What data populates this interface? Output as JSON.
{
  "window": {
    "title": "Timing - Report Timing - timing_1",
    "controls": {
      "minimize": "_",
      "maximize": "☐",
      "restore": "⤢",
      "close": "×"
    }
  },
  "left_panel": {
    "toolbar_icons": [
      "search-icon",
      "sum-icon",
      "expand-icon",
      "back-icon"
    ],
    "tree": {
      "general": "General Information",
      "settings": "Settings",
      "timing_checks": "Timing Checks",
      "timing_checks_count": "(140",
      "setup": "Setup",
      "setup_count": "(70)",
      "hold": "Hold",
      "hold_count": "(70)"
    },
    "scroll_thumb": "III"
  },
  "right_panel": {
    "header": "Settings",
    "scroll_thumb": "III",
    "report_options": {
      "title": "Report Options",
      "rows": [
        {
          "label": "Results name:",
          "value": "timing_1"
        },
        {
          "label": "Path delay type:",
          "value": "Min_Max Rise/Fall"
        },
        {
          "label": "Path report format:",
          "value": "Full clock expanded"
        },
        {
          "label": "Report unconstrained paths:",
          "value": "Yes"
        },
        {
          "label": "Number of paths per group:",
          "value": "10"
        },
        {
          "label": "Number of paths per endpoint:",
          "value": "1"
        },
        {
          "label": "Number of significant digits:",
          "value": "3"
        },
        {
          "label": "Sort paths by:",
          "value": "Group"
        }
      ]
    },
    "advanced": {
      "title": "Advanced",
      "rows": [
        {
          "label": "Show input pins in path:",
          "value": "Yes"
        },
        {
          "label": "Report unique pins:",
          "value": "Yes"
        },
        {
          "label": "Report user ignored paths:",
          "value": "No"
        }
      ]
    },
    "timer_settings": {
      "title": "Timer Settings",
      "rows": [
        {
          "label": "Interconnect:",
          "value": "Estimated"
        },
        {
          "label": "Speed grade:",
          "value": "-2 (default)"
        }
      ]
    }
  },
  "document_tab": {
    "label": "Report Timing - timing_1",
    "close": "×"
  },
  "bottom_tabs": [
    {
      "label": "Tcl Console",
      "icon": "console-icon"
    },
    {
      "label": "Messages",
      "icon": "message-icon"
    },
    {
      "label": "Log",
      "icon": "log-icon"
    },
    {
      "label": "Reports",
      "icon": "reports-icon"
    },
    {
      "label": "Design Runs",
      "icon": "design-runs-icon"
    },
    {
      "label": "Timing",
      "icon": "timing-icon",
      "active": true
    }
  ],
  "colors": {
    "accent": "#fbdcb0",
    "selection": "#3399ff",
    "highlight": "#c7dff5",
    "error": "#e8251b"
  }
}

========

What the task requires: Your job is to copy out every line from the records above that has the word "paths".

Finished task:
          "label": "Report unconstrained paths:",
          "label": "Number of paths per group:",
          "label": "Number of paths per endpoint:",
          "label": "Sort paths by:",
          "label": "Report user ignored paths:",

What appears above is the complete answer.